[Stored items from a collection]

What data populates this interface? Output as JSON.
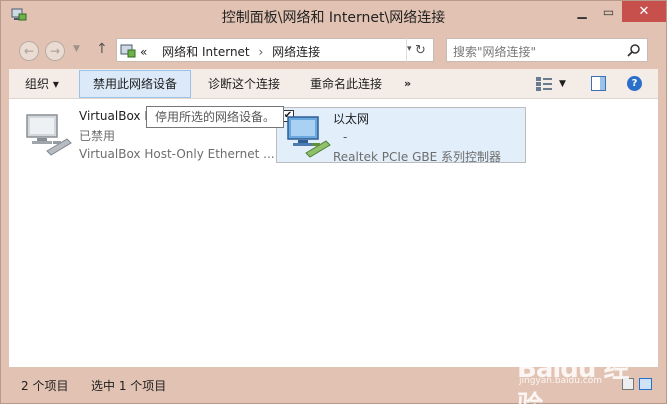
{
  "window": {
    "title": "控制面板\\网络和 Internet\\网络连接"
  },
  "nav": {
    "breadcrumb_prefix": "«",
    "breadcrumb": [
      "网络和 Internet",
      "网络连接"
    ],
    "breadcrumb_sep": "›",
    "search_placeholder": "搜索\"网络连接\""
  },
  "toolbar": {
    "organize": "组织 ▾",
    "disable": "禁用此网络设备",
    "diagnose": "诊断这个连接",
    "rename": "重命名此连接",
    "more": "»"
  },
  "items": [
    {
      "name": "VirtualBox H",
      "status": "已禁用",
      "device": "VirtualBox Host-Only Ethernet ..."
    },
    {
      "name": "以太网",
      "status": "-",
      "device": "Realtek PCIe GBE 系列控制器",
      "checked": "✔"
    }
  ],
  "tooltip": "停用所选的网络设备。",
  "status": {
    "count": "2 个项目",
    "selected": "选中 1 个项目"
  },
  "watermark": {
    "logo": "Baidu 经验",
    "url": "jingyan.baidu.com"
  },
  "colors": {
    "close_button": "#c7504d",
    "selection": "#e2eef9",
    "toolbar_highlight": "#dbe9f8"
  }
}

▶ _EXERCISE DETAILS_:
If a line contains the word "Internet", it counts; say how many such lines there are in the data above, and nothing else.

▶ _ANSWER SECTION_:
2